Medicare Rule May Discourage Brain CTs in ED
"That will start to influence physicians' thinking, 'Well, should I even go down this road and get this CT because I'm just going to get in trouble?'
These are the physicians who are going to miss a diagnosis."
Solomon says some doctors will order the CT, and if it's clear, continue with a lumbar puncture that will qualify the case for the reporting exclusion. And that will get them off the hook. However, Solomon foresees a problem with this approach too.
"The patient will say 'No thanks. Nobody's going to stick a needle in my spine.' Well, then the physician will say, 'Now what?' " he said.
The whole episode has left Solomon somewhat bitter.
"You look at the way CMS approaches quality and value, you can see that their focus really is on cost," he says. "Their focus really is in finding things they don't have to pay for."
Cheryl Clark is senior quality editor and California correspondent for HealthLeaders Media. She is a member of the Association of Health Care Journalists.
- Top Reason for Nurse Turnover: Managers
- CEO Exchange: Pressure is On to Partner, Drive Quality

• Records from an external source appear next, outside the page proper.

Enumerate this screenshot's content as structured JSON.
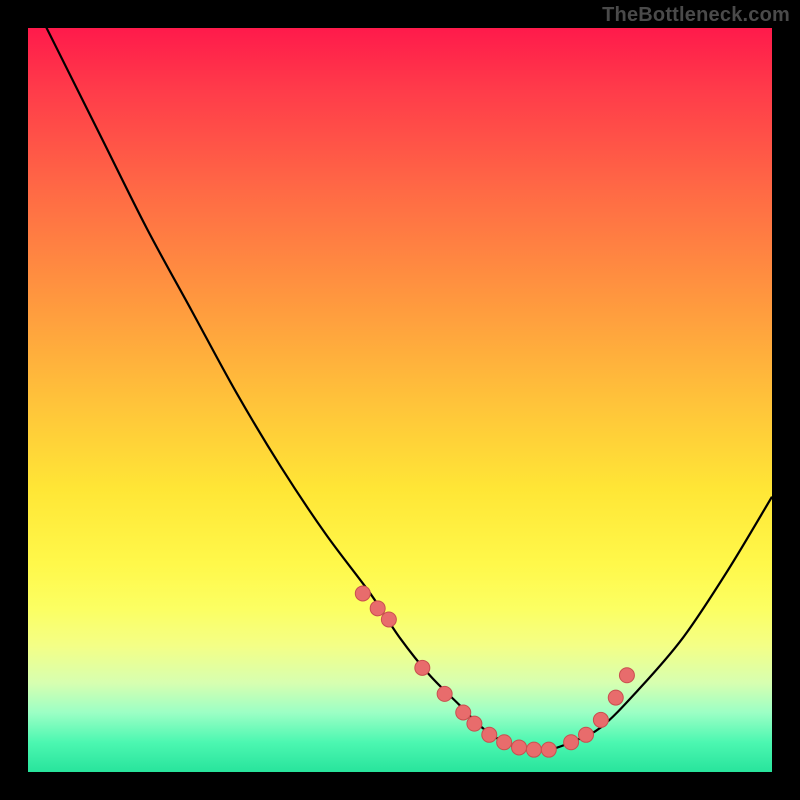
{
  "watermark": "TheBottleneck.com",
  "chart_data": {
    "type": "line",
    "title": "",
    "xlabel": "",
    "ylabel": "",
    "xlim": [
      0,
      100
    ],
    "ylim": [
      0,
      100
    ],
    "series": [
      {
        "name": "bottleneck-curve",
        "x": [
          0,
          4,
          10,
          16,
          22,
          28,
          34,
          40,
          46,
          50,
          54,
          58,
          61,
          64,
          67,
          70,
          73,
          77,
          82,
          88,
          94,
          100
        ],
        "y": [
          105,
          97,
          85,
          73,
          62,
          51,
          41,
          32,
          24,
          18,
          13,
          9,
          6,
          4,
          3,
          3,
          4,
          6,
          11,
          18,
          27,
          37
        ]
      },
      {
        "name": "highlight-dots",
        "x": [
          45,
          47,
          48.5,
          53,
          56,
          58.5,
          60,
          62,
          64,
          66,
          68,
          70,
          73,
          75,
          77,
          79,
          80.5
        ],
        "y": [
          24,
          22,
          20.5,
          14,
          10.5,
          8,
          6.5,
          5,
          4,
          3.3,
          3,
          3,
          4,
          5,
          7,
          10,
          13
        ]
      }
    ],
    "colors": {
      "curve": "#000000",
      "dots_fill": "#e86c6c",
      "dots_stroke": "#c94f4f"
    }
  }
}
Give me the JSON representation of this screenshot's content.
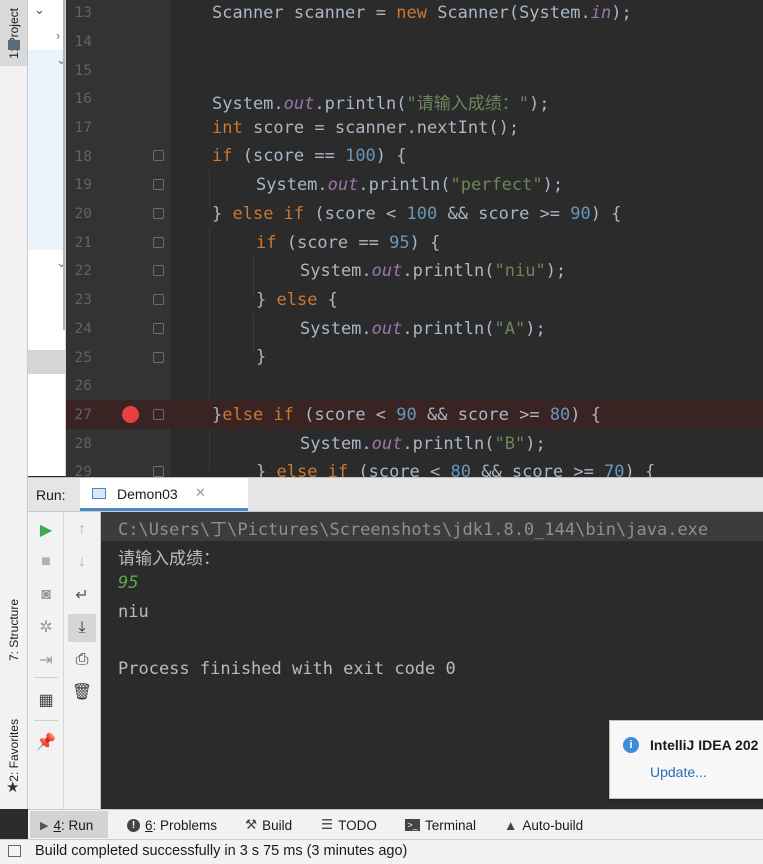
{
  "left_strip": {
    "project_tab": "1: Project",
    "structure_tab": "7: Structure",
    "favorites_tab": "2: Favorites"
  },
  "editor": {
    "lines": [
      {
        "num": "13"
      },
      {
        "num": "14"
      },
      {
        "num": "15"
      },
      {
        "num": "16"
      },
      {
        "num": "17"
      },
      {
        "num": "18"
      },
      {
        "num": "19"
      },
      {
        "num": "20"
      },
      {
        "num": "21"
      },
      {
        "num": "22"
      },
      {
        "num": "23"
      },
      {
        "num": "24"
      },
      {
        "num": "25"
      },
      {
        "num": "26"
      },
      {
        "num": "27"
      },
      {
        "num": "28"
      },
      {
        "num": "29"
      }
    ],
    "tokens": {
      "l13": [
        "Scanner scanner = ",
        "new",
        " Scanner(System.",
        "in",
        ");"
      ],
      "l16": [
        "System.",
        "out",
        ".println(",
        "\"请输入成绩：\"",
        ");"
      ],
      "l17": [
        "int",
        " score = scanner.nextInt();"
      ],
      "l18": [
        "if",
        " (score == ",
        "100",
        ") {"
      ],
      "l19": [
        "System.",
        "out",
        ".println(",
        "\"perfect\"",
        ");"
      ],
      "l20": [
        "} ",
        "else if",
        " (score < ",
        "100",
        " && score >= ",
        "90",
        ") {"
      ],
      "l21": [
        "if",
        " (score == ",
        "95",
        ") {"
      ],
      "l22": [
        "System.",
        "out",
        ".println(",
        "\"niu\"",
        ");"
      ],
      "l23": [
        "} ",
        "else",
        " {"
      ],
      "l24": [
        "System.",
        "out",
        ".println(",
        "\"A\"",
        ");"
      ],
      "l25": [
        "}"
      ],
      "l27": [
        "}",
        "else if",
        " (score < ",
        "90",
        " && score >= ",
        "80",
        ") {"
      ],
      "l28": [
        "System.",
        "out",
        ".println(",
        "\"B\"",
        ");"
      ],
      "l29": [
        "} ",
        "else if",
        " (score < ",
        "80",
        " && score >= ",
        "70",
        ") {"
      ]
    },
    "breakpoint_line": "27",
    "colors": {
      "keyword": "#cc7832",
      "string": "#6a8759",
      "number": "#6897bb",
      "field": "#9876aa",
      "text": "#a9b7c6",
      "breakpoint": "#e84040",
      "breakpoint_line_bg": "#3a2323"
    }
  },
  "run_panel": {
    "label": "Run:",
    "tab": "Demon03",
    "console": [
      "C:\\Users\\丁\\Pictures\\Screenshots\\jdk1.8.0_144\\bin\\java.exe",
      "请输入成绩：",
      "95",
      "niu",
      "",
      "Process finished with exit code 0"
    ]
  },
  "notification": {
    "title": "IntelliJ IDEA 202",
    "link": "Update..."
  },
  "bottom_tabs": [
    {
      "icon": "play-icon",
      "mnemonic": "4",
      "label": ": Run"
    },
    {
      "icon": "problems-icon",
      "mnemonic": "6",
      "label": ": Problems"
    },
    {
      "icon": "hammer-icon",
      "mnemonic": "",
      "label": "Build"
    },
    {
      "icon": "todo-icon",
      "mnemonic": "",
      "label": "TODO"
    },
    {
      "icon": "terminal-icon",
      "mnemonic": "",
      "label": "Terminal"
    },
    {
      "icon": "warning-icon",
      "mnemonic": "",
      "label": "Auto-build"
    }
  ],
  "status": {
    "text": "Build completed successfully in 3 s 75 ms (3 minutes ago)"
  }
}
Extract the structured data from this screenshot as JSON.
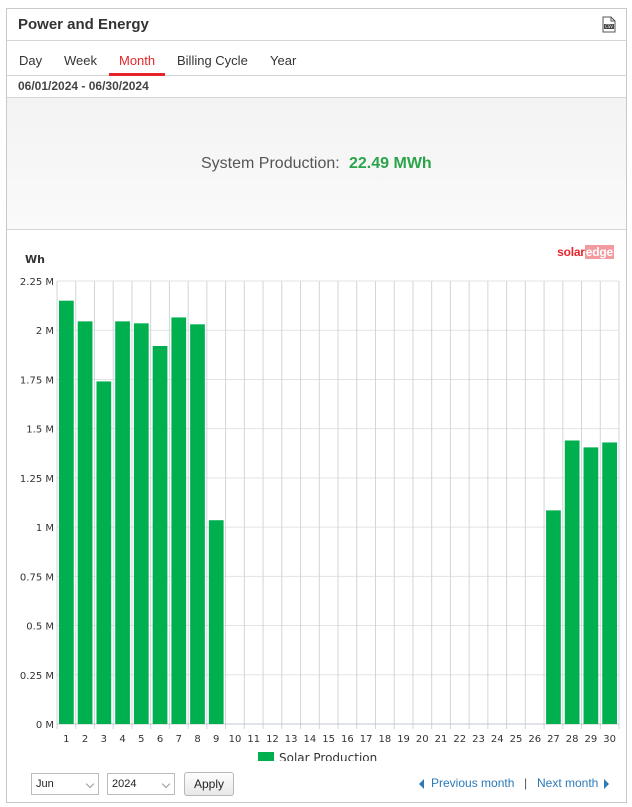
{
  "header": {
    "title": "Power and Energy",
    "csv_icon": "csv-icon"
  },
  "tabs": [
    {
      "label": "Day"
    },
    {
      "label": "Week"
    },
    {
      "label": "Month",
      "active": true
    },
    {
      "label": "Billing Cycle"
    },
    {
      "label": "Year"
    }
  ],
  "date_range": "06/01/2024 - 06/30/2024",
  "summary": {
    "label": "System Production:",
    "value": "22.49 MWh"
  },
  "logo": {
    "solar": "solar",
    "edge": "edge"
  },
  "colors": {
    "accent": "#e4262c",
    "bar": "#00b04f",
    "value_text": "#2aa44a",
    "link": "#2a7ab8"
  },
  "chart_data": {
    "type": "bar",
    "ylabel": "Wh",
    "ylim": [
      0,
      2250000
    ],
    "yticks": [
      {
        "value": 0,
        "label": "0 M"
      },
      {
        "value": 250000,
        "label": "0.25 M"
      },
      {
        "value": 500000,
        "label": "0.5 M"
      },
      {
        "value": 750000,
        "label": "0.75 M"
      },
      {
        "value": 1000000,
        "label": "1 M"
      },
      {
        "value": 1250000,
        "label": "1.25 M"
      },
      {
        "value": 1500000,
        "label": "1.5 M"
      },
      {
        "value": 1750000,
        "label": "1.75 M"
      },
      {
        "value": 2000000,
        "label": "2 M"
      },
      {
        "value": 2250000,
        "label": "2.25 M"
      }
    ],
    "categories": [
      "1",
      "2",
      "3",
      "4",
      "5",
      "6",
      "7",
      "8",
      "9",
      "10",
      "11",
      "12",
      "13",
      "14",
      "15",
      "16",
      "17",
      "18",
      "19",
      "20",
      "21",
      "22",
      "23",
      "24",
      "25",
      "26",
      "27",
      "28",
      "29",
      "30"
    ],
    "series": [
      {
        "name": "Solar Production",
        "values": [
          2150000,
          2045000,
          1740000,
          2045000,
          2035000,
          1920000,
          2065000,
          2030000,
          1035000,
          0,
          0,
          0,
          0,
          0,
          0,
          0,
          0,
          0,
          0,
          0,
          0,
          0,
          0,
          0,
          0,
          0,
          1085000,
          1440000,
          1405000,
          1430000
        ]
      }
    ],
    "grid": true,
    "legend": "bottom-center"
  },
  "controls": {
    "month": "Jun",
    "year": "2024",
    "apply": "Apply",
    "prev": "Previous month",
    "separator": "|",
    "next": "Next month"
  }
}
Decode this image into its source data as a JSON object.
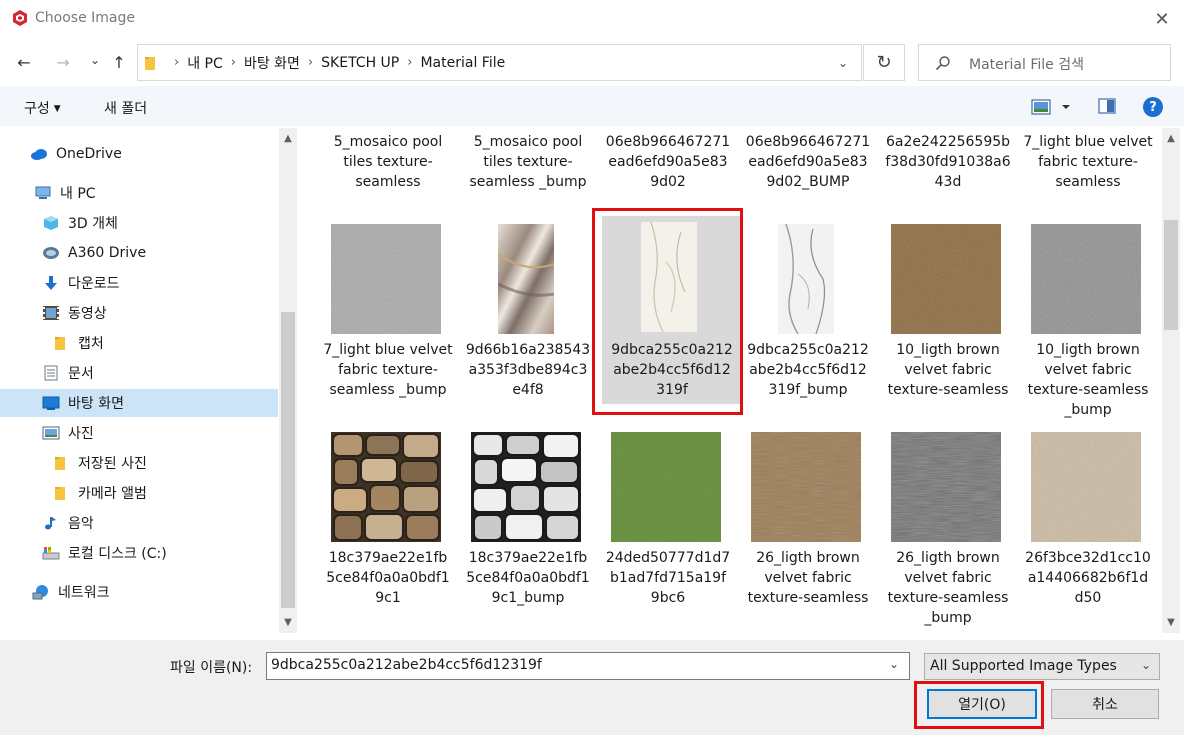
{
  "window": {
    "title": "Choose Image",
    "close_glyph": "✕"
  },
  "nav": {
    "back_glyph": "←",
    "forward_glyph": "→",
    "recent_glyph": "⌄",
    "up_glyph": "↑",
    "breadcrumbs": [
      "내 PC",
      "바탕 화면",
      "SKETCH UP",
      "Material File"
    ],
    "breadcrumb_separator": "›",
    "refresh_glyph": "↻",
    "search_placeholder": "Material File 검색"
  },
  "toolbar": {
    "organize_label": "구성",
    "new_folder_label": "새 폴더",
    "help_label": "?"
  },
  "sidebar": {
    "items": [
      {
        "label": "OneDrive",
        "icon": "onedrive-icon"
      },
      {
        "label": "내 PC",
        "icon": "pc-icon"
      },
      {
        "label": "3D 개체",
        "icon": "3d-objects-icon"
      },
      {
        "label": "A360 Drive",
        "icon": "a360-drive-icon"
      },
      {
        "label": "다운로드",
        "icon": "download-icon"
      },
      {
        "label": "동영상",
        "icon": "video-icon"
      },
      {
        "label": "캡처",
        "icon": "folder-icon"
      },
      {
        "label": "문서",
        "icon": "document-icon"
      },
      {
        "label": "바탕 화면",
        "icon": "desktop-icon",
        "selected": true
      },
      {
        "label": "사진",
        "icon": "pictures-icon"
      },
      {
        "label": "저장된 사진",
        "icon": "folder-icon"
      },
      {
        "label": "카메라 앨범",
        "icon": "folder-icon"
      },
      {
        "label": "음악",
        "icon": "music-icon"
      },
      {
        "label": "로컬 디스크 (C:)",
        "icon": "disk-icon"
      },
      {
        "label": "네트워크",
        "icon": "network-icon"
      }
    ]
  },
  "files": {
    "row1": [
      {
        "label": "5_mosaico pool tiles texture-seamless"
      },
      {
        "label": "5_mosaico pool tiles texture-seamless _bump"
      },
      {
        "label": "06e8b966467271 ead6efd90a5e83 9d02"
      },
      {
        "label": "06e8b966467271 ead6efd90a5e83 9d02_BUMP"
      },
      {
        "label": "6a2e242256595b f38d30fd91038a6 43d"
      },
      {
        "label": "7_light blue velvet fabric texture-seamless"
      }
    ],
    "row2": [
      {
        "label": "7_light blue velvet fabric texture-seamless _bump"
      },
      {
        "label": "9d66b16a238543 a353f3dbe894c3 e4f8"
      },
      {
        "label": "9dbca255c0a212 abe2b4cc5f6d12 319f",
        "selected": true
      },
      {
        "label": "9dbca255c0a212 abe2b4cc5f6d12 319f_bump"
      },
      {
        "label": "10_ligth brown velvet fabric texture-seamless"
      },
      {
        "label": "10_ligth brown velvet fabric texture-seamless _bump"
      }
    ],
    "row3": [
      {
        "label": "18c379ae22e1fb 5ce84f0a0a0bdf1 9c1"
      },
      {
        "label": "18c379ae22e1fb 5ce84f0a0a0bdf1 9c1_bump"
      },
      {
        "label": "24ded50777d1d7 b1ad7fd715a19f 9bc6"
      },
      {
        "label": "26_ligth brown velvet fabric texture-seamless"
      },
      {
        "label": "26_ligth brown velvet fabric texture-seamless _bump"
      },
      {
        "label": "26f3bce32d1cc10 a14406682b6f1d d50"
      }
    ]
  },
  "footer": {
    "filename_label": "파일 이름(N):",
    "filename_value": "9dbca255c0a212abe2b4cc5f6d12319f",
    "filetype_value": "All Supported Image Types",
    "open_label": "열기(O)",
    "cancel_label": "취소"
  },
  "colors": {
    "highlight": "#e01010",
    "selection": "#cce4f7",
    "accent": "#0078d7"
  }
}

- Interventional Radiology No Longer a Sub-Specialty
- Behind the CVS Health Rebranding Strategy
- How MA plans to re-enroll 450,000 residents in health insurance
- House OKs Cassidy's 'keep your plan' bill
- Medicare is pricier in unhealthy states, study says
- Mobile Health Screenings Come Under Scrutiny
- CMS Pitches Medicare Appeals Deal to Hospitals
- Strategically, Physicians Make Room for RNs